    [Show abstract] [Hide abstract]
    ABSTRACT: The digital era has witnessed an exponential growth in bone imaging as new modalities and analytic techniques improve the potential for noninvasive study of bone anatomy, physiology, and pathophysiology. Bone imaging very much lends itself to input across medical and engineering disciplines. It is in part a reflection of this multidisciplinary input that developments in the field of bone imaging over the past 30 years have in some respects outshone those in many other fields of medicine. These developments have resulted in much deeper knowledge of bone macrostructure and microstructure in osteoporosis and a much better understanding of the subtle changes that occur with age, concurrent disease, and treatment. This new knowledge is already being translated into improved day-to day clinical care with better recognition, treatment, and monitoring of the osteoporotic process. As "the more you know, the more you know you don't know" certainly holds true with osteoporosis and bone disease, there is little doubt that further advances in bone imaging and analytical techniques will continue to hold center stage in osteoporosis and related research.
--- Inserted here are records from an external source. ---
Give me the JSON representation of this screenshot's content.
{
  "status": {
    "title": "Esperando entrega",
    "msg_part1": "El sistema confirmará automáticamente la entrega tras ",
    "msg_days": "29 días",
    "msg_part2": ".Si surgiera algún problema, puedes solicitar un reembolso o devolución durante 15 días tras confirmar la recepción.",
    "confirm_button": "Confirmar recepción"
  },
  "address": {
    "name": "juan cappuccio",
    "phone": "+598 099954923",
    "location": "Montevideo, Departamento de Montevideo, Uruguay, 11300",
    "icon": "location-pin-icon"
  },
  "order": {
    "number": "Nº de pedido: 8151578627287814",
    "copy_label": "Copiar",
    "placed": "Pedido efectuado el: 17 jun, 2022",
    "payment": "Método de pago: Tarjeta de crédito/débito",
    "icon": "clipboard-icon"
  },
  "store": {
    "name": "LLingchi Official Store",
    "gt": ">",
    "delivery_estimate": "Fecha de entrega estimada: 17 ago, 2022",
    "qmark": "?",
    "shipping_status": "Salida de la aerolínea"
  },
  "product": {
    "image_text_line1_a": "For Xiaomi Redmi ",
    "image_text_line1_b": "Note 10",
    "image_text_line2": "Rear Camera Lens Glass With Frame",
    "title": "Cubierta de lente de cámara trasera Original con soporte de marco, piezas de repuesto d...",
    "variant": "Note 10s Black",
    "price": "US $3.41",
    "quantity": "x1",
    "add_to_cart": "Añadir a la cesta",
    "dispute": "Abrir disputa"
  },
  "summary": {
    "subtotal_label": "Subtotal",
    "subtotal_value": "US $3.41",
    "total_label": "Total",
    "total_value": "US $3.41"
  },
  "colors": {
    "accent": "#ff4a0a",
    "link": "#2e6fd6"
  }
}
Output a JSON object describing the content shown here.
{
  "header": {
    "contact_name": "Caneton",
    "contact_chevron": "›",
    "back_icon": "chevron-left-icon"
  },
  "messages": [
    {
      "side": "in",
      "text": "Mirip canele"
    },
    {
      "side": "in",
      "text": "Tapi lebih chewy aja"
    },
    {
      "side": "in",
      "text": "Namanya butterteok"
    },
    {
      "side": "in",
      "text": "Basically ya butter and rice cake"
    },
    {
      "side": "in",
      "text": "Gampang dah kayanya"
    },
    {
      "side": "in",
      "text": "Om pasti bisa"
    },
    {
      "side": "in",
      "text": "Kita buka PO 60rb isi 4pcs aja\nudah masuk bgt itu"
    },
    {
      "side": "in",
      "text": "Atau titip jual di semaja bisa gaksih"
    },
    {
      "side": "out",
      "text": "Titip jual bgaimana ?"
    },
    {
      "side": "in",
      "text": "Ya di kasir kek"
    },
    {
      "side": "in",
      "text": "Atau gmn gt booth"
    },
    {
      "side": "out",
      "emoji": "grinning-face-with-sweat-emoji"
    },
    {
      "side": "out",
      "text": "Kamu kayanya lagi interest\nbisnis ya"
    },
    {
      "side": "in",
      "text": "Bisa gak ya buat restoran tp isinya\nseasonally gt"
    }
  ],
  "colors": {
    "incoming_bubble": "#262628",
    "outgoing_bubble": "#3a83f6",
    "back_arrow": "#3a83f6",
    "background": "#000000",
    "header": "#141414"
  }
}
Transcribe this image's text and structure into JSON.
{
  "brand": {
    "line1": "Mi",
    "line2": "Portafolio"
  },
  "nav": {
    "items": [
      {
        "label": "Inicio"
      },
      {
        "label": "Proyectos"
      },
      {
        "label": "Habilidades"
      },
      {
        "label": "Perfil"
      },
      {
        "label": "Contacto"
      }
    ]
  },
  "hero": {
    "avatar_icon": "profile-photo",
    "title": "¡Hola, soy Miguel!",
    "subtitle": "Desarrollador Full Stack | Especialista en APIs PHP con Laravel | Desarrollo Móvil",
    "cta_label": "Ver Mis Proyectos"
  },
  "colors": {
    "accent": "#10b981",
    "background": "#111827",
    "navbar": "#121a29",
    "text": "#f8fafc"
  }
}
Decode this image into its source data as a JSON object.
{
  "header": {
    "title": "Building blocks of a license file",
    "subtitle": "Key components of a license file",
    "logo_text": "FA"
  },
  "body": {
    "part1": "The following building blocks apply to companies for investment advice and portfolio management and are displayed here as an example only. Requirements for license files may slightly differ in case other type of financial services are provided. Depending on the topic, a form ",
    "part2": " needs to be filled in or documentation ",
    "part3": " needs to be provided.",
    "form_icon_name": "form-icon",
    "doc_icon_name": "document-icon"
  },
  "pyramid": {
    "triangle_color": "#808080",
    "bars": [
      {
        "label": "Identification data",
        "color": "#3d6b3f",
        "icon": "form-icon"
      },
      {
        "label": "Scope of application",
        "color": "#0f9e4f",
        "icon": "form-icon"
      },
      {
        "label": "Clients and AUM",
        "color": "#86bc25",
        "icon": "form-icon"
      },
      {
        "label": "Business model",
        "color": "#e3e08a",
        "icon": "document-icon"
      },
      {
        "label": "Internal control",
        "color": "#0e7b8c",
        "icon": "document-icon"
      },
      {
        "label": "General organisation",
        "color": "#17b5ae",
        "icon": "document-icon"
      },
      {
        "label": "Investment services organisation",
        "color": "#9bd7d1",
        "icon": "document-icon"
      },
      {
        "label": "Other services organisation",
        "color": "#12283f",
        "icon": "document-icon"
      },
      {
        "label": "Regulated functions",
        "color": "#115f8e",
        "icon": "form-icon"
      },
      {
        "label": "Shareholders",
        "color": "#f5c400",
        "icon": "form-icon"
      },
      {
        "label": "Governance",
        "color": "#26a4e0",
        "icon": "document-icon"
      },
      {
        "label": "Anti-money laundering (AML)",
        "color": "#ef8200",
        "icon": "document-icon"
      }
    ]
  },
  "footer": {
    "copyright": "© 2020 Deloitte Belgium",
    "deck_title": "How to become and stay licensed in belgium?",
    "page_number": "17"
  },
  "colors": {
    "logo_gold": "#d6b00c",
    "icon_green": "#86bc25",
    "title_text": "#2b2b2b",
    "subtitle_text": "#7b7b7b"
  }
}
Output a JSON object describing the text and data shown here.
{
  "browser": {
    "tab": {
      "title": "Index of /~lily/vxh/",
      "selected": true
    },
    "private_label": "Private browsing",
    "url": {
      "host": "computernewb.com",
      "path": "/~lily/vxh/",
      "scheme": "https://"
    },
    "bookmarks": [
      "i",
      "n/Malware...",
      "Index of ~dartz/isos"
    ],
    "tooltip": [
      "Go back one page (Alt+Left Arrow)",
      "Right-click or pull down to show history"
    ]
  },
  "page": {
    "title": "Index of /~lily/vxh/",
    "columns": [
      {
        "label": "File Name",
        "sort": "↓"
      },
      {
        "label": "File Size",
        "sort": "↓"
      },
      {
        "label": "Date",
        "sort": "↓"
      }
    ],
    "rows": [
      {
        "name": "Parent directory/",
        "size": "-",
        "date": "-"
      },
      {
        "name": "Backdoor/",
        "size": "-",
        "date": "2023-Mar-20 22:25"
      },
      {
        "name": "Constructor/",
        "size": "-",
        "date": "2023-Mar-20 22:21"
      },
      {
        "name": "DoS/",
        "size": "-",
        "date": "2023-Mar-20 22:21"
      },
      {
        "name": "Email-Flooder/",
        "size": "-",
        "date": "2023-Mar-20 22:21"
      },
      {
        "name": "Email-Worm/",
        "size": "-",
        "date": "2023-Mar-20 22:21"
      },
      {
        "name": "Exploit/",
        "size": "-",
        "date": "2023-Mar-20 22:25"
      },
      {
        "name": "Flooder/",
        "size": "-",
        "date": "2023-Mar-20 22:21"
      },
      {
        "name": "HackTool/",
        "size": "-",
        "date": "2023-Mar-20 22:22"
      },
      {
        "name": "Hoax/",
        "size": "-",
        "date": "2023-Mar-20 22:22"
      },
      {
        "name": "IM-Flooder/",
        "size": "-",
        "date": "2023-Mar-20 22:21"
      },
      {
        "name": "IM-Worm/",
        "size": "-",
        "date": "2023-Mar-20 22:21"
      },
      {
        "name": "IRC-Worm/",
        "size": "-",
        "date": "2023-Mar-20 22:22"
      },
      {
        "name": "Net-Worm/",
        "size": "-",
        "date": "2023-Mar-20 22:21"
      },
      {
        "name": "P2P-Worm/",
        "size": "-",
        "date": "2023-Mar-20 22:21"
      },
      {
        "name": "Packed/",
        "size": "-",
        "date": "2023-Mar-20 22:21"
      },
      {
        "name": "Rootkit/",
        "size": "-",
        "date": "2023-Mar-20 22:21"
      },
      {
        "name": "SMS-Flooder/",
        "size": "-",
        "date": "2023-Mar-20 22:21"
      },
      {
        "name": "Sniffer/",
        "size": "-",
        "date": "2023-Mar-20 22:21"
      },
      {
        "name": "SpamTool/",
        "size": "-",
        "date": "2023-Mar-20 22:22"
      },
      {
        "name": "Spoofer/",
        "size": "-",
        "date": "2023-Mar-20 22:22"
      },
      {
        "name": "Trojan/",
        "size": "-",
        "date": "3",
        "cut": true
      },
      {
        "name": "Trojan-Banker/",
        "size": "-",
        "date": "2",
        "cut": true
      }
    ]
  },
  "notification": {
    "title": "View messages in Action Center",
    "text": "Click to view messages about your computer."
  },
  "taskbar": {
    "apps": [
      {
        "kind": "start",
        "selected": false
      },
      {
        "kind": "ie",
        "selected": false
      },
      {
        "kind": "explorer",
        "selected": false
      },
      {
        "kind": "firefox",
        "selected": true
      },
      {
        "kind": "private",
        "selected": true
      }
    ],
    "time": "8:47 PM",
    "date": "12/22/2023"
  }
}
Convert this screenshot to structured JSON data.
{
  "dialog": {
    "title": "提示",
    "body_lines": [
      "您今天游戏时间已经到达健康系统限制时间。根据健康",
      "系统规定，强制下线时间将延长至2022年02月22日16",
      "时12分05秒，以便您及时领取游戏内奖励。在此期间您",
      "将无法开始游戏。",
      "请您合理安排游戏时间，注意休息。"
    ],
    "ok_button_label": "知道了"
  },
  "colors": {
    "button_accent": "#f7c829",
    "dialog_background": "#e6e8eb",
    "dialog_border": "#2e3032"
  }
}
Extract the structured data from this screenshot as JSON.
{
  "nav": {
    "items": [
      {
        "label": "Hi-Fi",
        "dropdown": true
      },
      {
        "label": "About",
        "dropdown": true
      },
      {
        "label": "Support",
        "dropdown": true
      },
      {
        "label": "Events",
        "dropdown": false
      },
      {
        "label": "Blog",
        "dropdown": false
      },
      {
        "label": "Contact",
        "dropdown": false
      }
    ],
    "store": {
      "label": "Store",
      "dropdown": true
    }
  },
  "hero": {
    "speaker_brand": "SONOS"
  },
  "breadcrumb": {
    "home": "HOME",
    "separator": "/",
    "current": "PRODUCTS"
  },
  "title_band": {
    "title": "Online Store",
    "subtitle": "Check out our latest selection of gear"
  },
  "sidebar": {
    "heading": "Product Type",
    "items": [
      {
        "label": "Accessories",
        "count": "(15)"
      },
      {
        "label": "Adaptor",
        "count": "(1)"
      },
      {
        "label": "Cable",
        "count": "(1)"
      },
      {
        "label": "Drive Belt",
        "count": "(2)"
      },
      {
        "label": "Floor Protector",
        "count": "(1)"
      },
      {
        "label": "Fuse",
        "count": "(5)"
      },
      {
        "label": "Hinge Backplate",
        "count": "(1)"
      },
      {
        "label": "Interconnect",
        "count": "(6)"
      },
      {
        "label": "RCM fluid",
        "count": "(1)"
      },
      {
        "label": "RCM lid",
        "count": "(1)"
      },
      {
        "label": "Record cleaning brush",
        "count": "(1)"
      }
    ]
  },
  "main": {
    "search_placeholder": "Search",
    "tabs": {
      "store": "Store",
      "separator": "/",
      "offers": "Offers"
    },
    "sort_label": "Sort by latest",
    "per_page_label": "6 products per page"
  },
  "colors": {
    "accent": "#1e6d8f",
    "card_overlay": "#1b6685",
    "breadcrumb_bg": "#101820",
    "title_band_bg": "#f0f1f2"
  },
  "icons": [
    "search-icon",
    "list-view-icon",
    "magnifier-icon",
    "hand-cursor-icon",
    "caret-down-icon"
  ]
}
    Current Rheumatology Reports 03/2011; 13(3):241-50. DOI:10.1007/s11926-011-0174-x · 2.45 Impact Factor
  • [Show abstract] [Hide abstract]
    ABSTRACT: Recent advances in computed tomographic (CT) scanning technique such as automated tube current modulation (ATCM), optimized x-ray tube voltage, and better use of iterative image reconstruction have allowed maintenance of good CT image quality with reduced radiation dose. ATCM varies the tube current during scanning to account for differences in patient attenuation, ensuring a more homogeneous image quality, although selection of the appropriate image quality parameter is essential for achieving optimal dose reduction. Reducing the x-ray tube voltage is best suited for evaluating iodinated structures, since the effective energy of the x-ray beam will be closer to the k-edge of iodine, resulting in a higher attenuation for the iodine. The optimal kilovoltage for a CT study should be chosen on the basis of imaging task and patient habitus. The aim of iterative image reconstruction is to identify factors that contribute to noise on CT images with use of statistical models of noise (statistical iterative reconstruction) and selective removal of noise to improve image quality. The degree of noise suppression achieved with statistical iterative reconstruction can be customized to minimize the effect of altered image quality on CT images. Unlike with statistical iterative reconstruction, model-based iterative reconstruction algorithms model both the statistical noise and the physical acquisition process, allowing CT to be performed with further reduction in radiation dose without an increase in image noise or loss of spatial resolution. Understanding these recently developed scanning techniques is essential for optimization of imaging protocols designed to achieve the desired image quality with a reduced dose. © RSNA, 2014.
    Radiographics 01/2014; 34(1):4-17. DOI:10.1148/rg.341135038 · 2.73 Impact Factor
Show more

Preview

Download
0 Downloads
Available from